++++ Data supplied
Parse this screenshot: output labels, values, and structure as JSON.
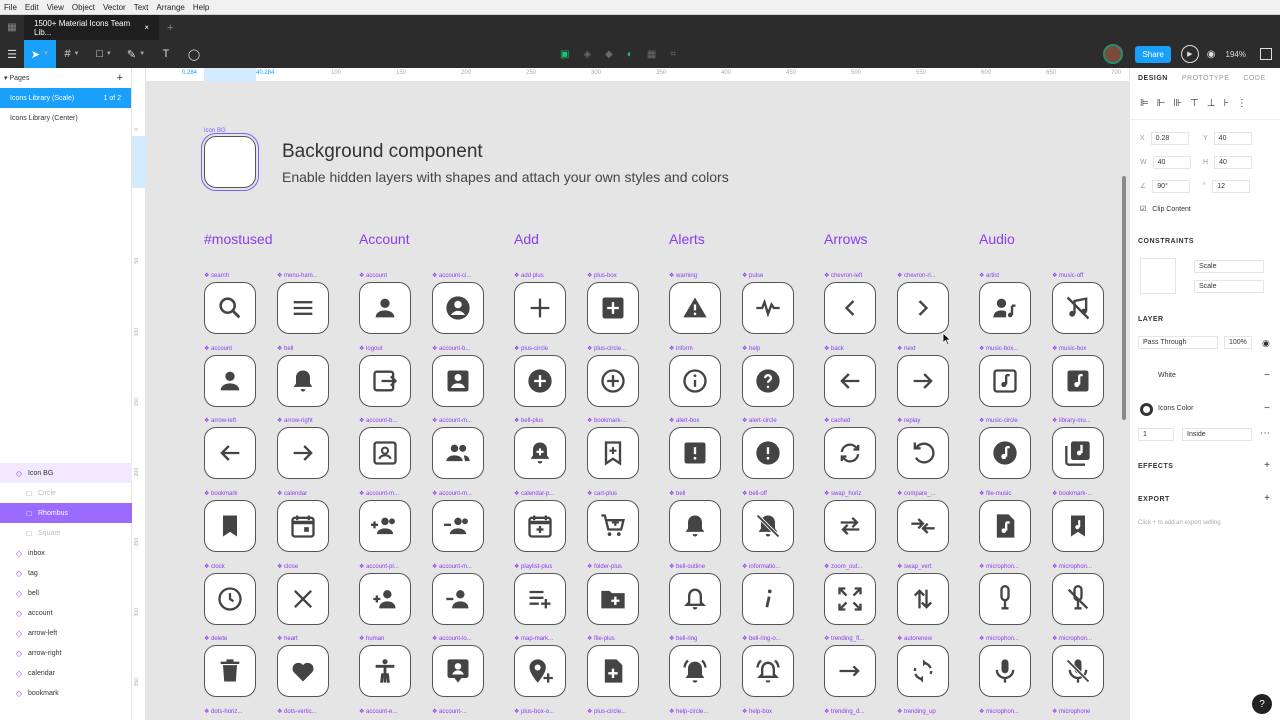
{
  "menu": [
    "File",
    "Edit",
    "View",
    "Object",
    "Vector",
    "Text",
    "Arrange",
    "Help"
  ],
  "tab": {
    "title": "1500+ Material Icons Team Lib...",
    "close": "×",
    "new": "+"
  },
  "toolbar": {
    "share": "Share",
    "zoom": "194%"
  },
  "pages": {
    "header": "Pages",
    "add": "+",
    "items": [
      {
        "label": "Icons Library (Scale)",
        "count": "1 of 2"
      },
      {
        "label": "Icons Library (Center)",
        "count": ""
      }
    ]
  },
  "layers": [
    {
      "label": "Icon BG",
      "kind": "parent"
    },
    {
      "label": "Circle",
      "kind": "faded"
    },
    {
      "label": "Rhombus",
      "kind": "selected"
    },
    {
      "label": "Square",
      "kind": "faded"
    },
    {
      "label": "inbox",
      "kind": "normal"
    },
    {
      "label": "tag",
      "kind": "normal"
    },
    {
      "label": "bell",
      "kind": "normal"
    },
    {
      "label": "account",
      "kind": "normal"
    },
    {
      "label": "arrow-left",
      "kind": "normal"
    },
    {
      "label": "arrow-right",
      "kind": "normal"
    },
    {
      "label": "calendar",
      "kind": "normal"
    },
    {
      "label": "bookmark",
      "kind": "normal"
    }
  ],
  "ruler": {
    "top": [
      "0.284",
      "40.284",
      "100",
      "150",
      "200",
      "250",
      "300",
      "350",
      "400",
      "450",
      "500",
      "550",
      "600",
      "650",
      "700"
    ],
    "left": [
      "0",
      "50",
      "100",
      "150",
      "200",
      "250",
      "300",
      "350"
    ]
  },
  "canvas": {
    "bg_label": "Icon BG",
    "title": "Background component",
    "subtitle": "Enable hidden layers with shapes and attach your own styles and colors",
    "categories": [
      "#mostused",
      "Account",
      "Add",
      "Alerts",
      "Arrows",
      "Audio"
    ],
    "rows": [
      [
        [
          "search",
          "search"
        ],
        [
          "menu-ham...",
          "menu"
        ],
        [
          "account",
          "account"
        ],
        [
          "account-ci...",
          "account-circle"
        ],
        [
          "add plus",
          "plus"
        ],
        [
          "plus-box",
          "plus-box"
        ],
        [
          "warning",
          "warning"
        ],
        [
          "pulse",
          "pulse"
        ],
        [
          "chevron-left",
          "chevron-left"
        ],
        [
          "chevron-ri...",
          "chevron-right"
        ],
        [
          "artist",
          "artist"
        ],
        [
          "music-off",
          "music-off"
        ]
      ],
      [
        [
          "account",
          "account"
        ],
        [
          "bell",
          "bell"
        ],
        [
          "logout",
          "logout"
        ],
        [
          "account-b...",
          "account-box"
        ],
        [
          "plus-circle",
          "plus-circle"
        ],
        [
          "plus-circle...",
          "plus-circle-outline"
        ],
        [
          "inform",
          "info"
        ],
        [
          "help",
          "help"
        ],
        [
          "back",
          "arrow-left"
        ],
        [
          "next",
          "arrow-right"
        ],
        [
          "music-box...",
          "music-box-outline"
        ],
        [
          "music-box",
          "music-box"
        ]
      ],
      [
        [
          "arrow-left",
          "arrow-left"
        ],
        [
          "arrow-right",
          "arrow-right"
        ],
        [
          "account-b...",
          "account-box-outline"
        ],
        [
          "account-m...",
          "account-multiple"
        ],
        [
          "bell-plus",
          "bell-plus"
        ],
        [
          "bookmark-...",
          "bookmark-plus"
        ],
        [
          "alert-box",
          "alert-box"
        ],
        [
          "alert-circle",
          "alert-circle"
        ],
        [
          "cached",
          "cached"
        ],
        [
          "replay",
          "replay"
        ],
        [
          "music-circle",
          "music-circle"
        ],
        [
          "library-mu...",
          "library-music"
        ]
      ],
      [
        [
          "bookmark",
          "bookmark"
        ],
        [
          "calendar",
          "calendar"
        ],
        [
          "account-m...",
          "account-multiple-plus"
        ],
        [
          "account-m...",
          "account-multiple-minus"
        ],
        [
          "calendar-p...",
          "calendar-plus"
        ],
        [
          "cart-plus",
          "cart-plus"
        ],
        [
          "bell",
          "bell"
        ],
        [
          "bell-off",
          "bell-off"
        ],
        [
          "swap_horiz",
          "swap-horiz"
        ],
        [
          "compare_...",
          "compare"
        ],
        [
          "file-music",
          "file-music"
        ],
        [
          "bookmark-...",
          "bookmark-music"
        ]
      ],
      [
        [
          "clock",
          "clock"
        ],
        [
          "close",
          "close"
        ],
        [
          "account-pl...",
          "account-plus"
        ],
        [
          "account-m...",
          "account-minus"
        ],
        [
          "playlist-plus",
          "playlist-plus"
        ],
        [
          "folder-plus",
          "folder-plus"
        ],
        [
          "bell-outline",
          "bell-outline"
        ],
        [
          "informatio...",
          "info-i"
        ],
        [
          "zoom_out...",
          "zoom-out-map"
        ],
        [
          "swap_vert",
          "swap-vert"
        ],
        [
          "microphon...",
          "mic-variant"
        ],
        [
          "microphon...",
          "mic-variant-off"
        ]
      ],
      [
        [
          "delete",
          "delete"
        ],
        [
          "heart",
          "heart"
        ],
        [
          "human",
          "human"
        ],
        [
          "account-lo...",
          "account-location"
        ],
        [
          "map-mark...",
          "map-marker-plus"
        ],
        [
          "file-plus",
          "file-plus"
        ],
        [
          "bell-ring",
          "bell-ring"
        ],
        [
          "bell-ring-o...",
          "bell-ring-outline"
        ],
        [
          "trending_fl...",
          "trending-flat"
        ],
        [
          "autorenew",
          "autorenew"
        ],
        [
          "microphon...",
          "mic"
        ],
        [
          "microphon...",
          "mic-off"
        ]
      ],
      [
        [
          "dots-horiz...",
          ""
        ],
        [
          "dots-vertic...",
          ""
        ],
        [
          "account-e...",
          ""
        ],
        [
          "account-...",
          ""
        ],
        [
          "plus-box-o...",
          ""
        ],
        [
          "plus-circle...",
          ""
        ],
        [
          "help-circle...",
          ""
        ],
        [
          "help-box",
          ""
        ],
        [
          "trending_d...",
          ""
        ],
        [
          "trending_up",
          ""
        ],
        [
          "microphon...",
          ""
        ],
        [
          "microphone",
          ""
        ]
      ]
    ]
  },
  "design": {
    "tabs": [
      "DESIGN",
      "PROTOTYPE",
      "CODE"
    ],
    "x": "0.28",
    "y": "40",
    "w": "40",
    "h": "40",
    "rotation": "90°",
    "radius": "12",
    "clip": "Clip Content",
    "constraints": "CONSTRAINTS",
    "scale1": "Scale",
    "scale2": "Scale",
    "layer": "LAYER",
    "blend": "Pass Through",
    "opacity": "100%",
    "fill1": "White",
    "fill2": "Icons Color",
    "stroke_w": "1",
    "stroke_pos": "Inside",
    "effects": "EFFECTS",
    "export": "EXPORT",
    "export_hint": "Click + to add an export setting",
    "help": "?"
  },
  "colors": {
    "accent": "#18a0fb",
    "purple": "#8a3cf0",
    "icon": "#444444"
  }
}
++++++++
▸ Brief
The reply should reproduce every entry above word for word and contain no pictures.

▸ Response to the exercise
Parse this screenshot: output labels, values, and structure as JSON.
{
  "menu": [
    "File",
    "Edit",
    "View",
    "Object",
    "Vector",
    "Text",
    "Arrange",
    "Help"
  ],
  "tab": {
    "title": "1500+ Material Icons Team Lib...",
    "close": "×",
    "new": "+"
  },
  "toolbar": {
    "share": "Share",
    "zoom": "194%"
  },
  "pages": {
    "header": "Pages",
    "add": "+",
    "items": [
      {
        "label": "Icons Library (Scale)",
        "count": "1 of 2"
      },
      {
        "label": "Icons Library (Center)",
        "count": ""
      }
    ]
  },
  "layers": [
    {
      "label": "Icon BG",
      "kind": "parent"
    },
    {
      "label": "Circle",
      "kind": "faded"
    },
    {
      "label": "Rhombus",
      "kind": "selected"
    },
    {
      "label": "Square",
      "kind": "faded"
    },
    {
      "label": "inbox",
      "kind": "normal"
    },
    {
      "label": "tag",
      "kind": "normal"
    },
    {
      "label": "bell",
      "kind": "normal"
    },
    {
      "label": "account",
      "kind": "normal"
    },
    {
      "label": "arrow-left",
      "kind": "normal"
    },
    {
      "label": "arrow-right",
      "kind": "normal"
    },
    {
      "label": "calendar",
      "kind": "normal"
    },
    {
      "label": "bookmark",
      "kind": "normal"
    }
  ],
  "ruler": {
    "top": [
      "0.284",
      "40.284",
      "100",
      "150",
      "200",
      "250",
      "300",
      "350",
      "400",
      "450",
      "500",
      "550",
      "600",
      "650",
      "700"
    ],
    "left": [
      "0",
      "50",
      "100",
      "150",
      "200",
      "250",
      "300",
      "350"
    ]
  },
  "canvas": {
    "bg_label": "Icon BG",
    "title": "Background component",
    "subtitle": "Enable hidden layers with shapes and attach your own styles and colors",
    "categories": [
      "#mostused",
      "Account",
      "Add",
      "Alerts",
      "Arrows",
      "Audio"
    ],
    "rows": [
      [
        [
          "search",
          "search"
        ],
        [
          "menu-ham...",
          "menu"
        ],
        [
          "account",
          "account"
        ],
        [
          "account-ci...",
          "account-circle"
        ],
        [
          "add plus",
          "plus"
        ],
        [
          "plus-box",
          "plus-box"
        ],
        [
          "warning",
          "warning"
        ],
        [
          "pulse",
          "pulse"
        ],
        [
          "chevron-left",
          "chevron-left"
        ],
        [
          "chevron-ri...",
          "chevron-right"
        ],
        [
          "artist",
          "artist"
        ],
        [
          "music-off",
          "music-off"
        ]
      ],
      [
        [
          "account",
          "account"
        ],
        [
          "bell",
          "bell"
        ],
        [
          "logout",
          "logout"
        ],
        [
          "account-b...",
          "account-box"
        ],
        [
          "plus-circle",
          "plus-circle"
        ],
        [
          "plus-circle...",
          "plus-circle-outline"
        ],
        [
          "inform",
          "info"
        ],
        [
          "help",
          "help"
        ],
        [
          "back",
          "arrow-left"
        ],
        [
          "next",
          "arrow-right"
        ],
        [
          "music-box...",
          "music-box-outline"
        ],
        [
          "music-box",
          "music-box"
        ]
      ],
      [
        [
          "arrow-left",
          "arrow-left"
        ],
        [
          "arrow-right",
          "arrow-right"
        ],
        [
          "account-b...",
          "account-box-outline"
        ],
        [
          "account-m...",
          "account-multiple"
        ],
        [
          "bell-plus",
          "bell-plus"
        ],
        [
          "bookmark-...",
          "bookmark-plus"
        ],
        [
          "alert-box",
          "alert-box"
        ],
        [
          "alert-circle",
          "alert-circle"
        ],
        [
          "cached",
          "cached"
        ],
        [
          "replay",
          "replay"
        ],
        [
          "music-circle",
          "music-circle"
        ],
        [
          "library-mu...",
          "library-music"
        ]
      ],
      [
        [
          "bookmark",
          "bookmark"
        ],
        [
          "calendar",
          "calendar"
        ],
        [
          "account-m...",
          "account-multiple-plus"
        ],
        [
          "account-m...",
          "account-multiple-minus"
        ],
        [
          "calendar-p...",
          "calendar-plus"
        ],
        [
          "cart-plus",
          "cart-plus"
        ],
        [
          "bell",
          "bell"
        ],
        [
          "bell-off",
          "bell-off"
        ],
        [
          "swap_horiz",
          "swap-horiz"
        ],
        [
          "compare_...",
          "compare"
        ],
        [
          "file-music",
          "file-music"
        ],
        [
          "bookmark-...",
          "bookmark-music"
        ]
      ],
      [
        [
          "clock",
          "clock"
        ],
        [
          "close",
          "close"
        ],
        [
          "account-pl...",
          "account-plus"
        ],
        [
          "account-m...",
          "account-minus"
        ],
        [
          "playlist-plus",
          "playlist-plus"
        ],
        [
          "folder-plus",
          "folder-plus"
        ],
        [
          "bell-outline",
          "bell-outline"
        ],
        [
          "informatio...",
          "info-i"
        ],
        [
          "zoom_out...",
          "zoom-out-map"
        ],
        [
          "swap_vert",
          "swap-vert"
        ],
        [
          "microphon...",
          "mic-variant"
        ],
        [
          "microphon...",
          "mic-variant-off"
        ]
      ],
      [
        [
          "delete",
          "delete"
        ],
        [
          "heart",
          "heart"
        ],
        [
          "human",
          "human"
        ],
        [
          "account-lo...",
          "account-location"
        ],
        [
          "map-mark...",
          "map-marker-plus"
        ],
        [
          "file-plus",
          "file-plus"
        ],
        [
          "bell-ring",
          "bell-ring"
        ],
        [
          "bell-ring-o...",
          "bell-ring-outline"
        ],
        [
          "trending_fl...",
          "trending-flat"
        ],
        [
          "autorenew",
          "autorenew"
        ],
        [
          "microphon...",
          "mic"
        ],
        [
          "microphon...",
          "mic-off"
        ]
      ],
      [
        [
          "dots-horiz...",
          ""
        ],
        [
          "dots-vertic...",
          ""
        ],
        [
          "account-e...",
          ""
        ],
        [
          "account-...",
          ""
        ],
        [
          "plus-box-o...",
          ""
        ],
        [
          "plus-circle...",
          ""
        ],
        [
          "help-circle...",
          ""
        ],
        [
          "help-box",
          ""
        ],
        [
          "trending_d...",
          ""
        ],
        [
          "trending_up",
          ""
        ],
        [
          "microphon...",
          ""
        ],
        [
          "microphone",
          ""
        ]
      ]
    ]
  },
  "design": {
    "tabs": [
      "DESIGN",
      "PROTOTYPE",
      "CODE"
    ],
    "x": "0.28",
    "y": "40",
    "w": "40",
    "h": "40",
    "rotation": "90°",
    "radius": "12",
    "clip": "Clip Content",
    "constraints": "CONSTRAINTS",
    "scale1": "Scale",
    "scale2": "Scale",
    "layer": "LAYER",
    "blend": "Pass Through",
    "opacity": "100%",
    "fill1": "White",
    "fill2": "Icons Color",
    "stroke_w": "1",
    "stroke_pos": "Inside",
    "effects": "EFFECTS",
    "export": "EXPORT",
    "export_hint": "Click + to add an export setting",
    "help": "?"
  },
  "colors": {
    "accent": "#18a0fb",
    "purple": "#8a3cf0",
    "icon": "#444444"
  }
}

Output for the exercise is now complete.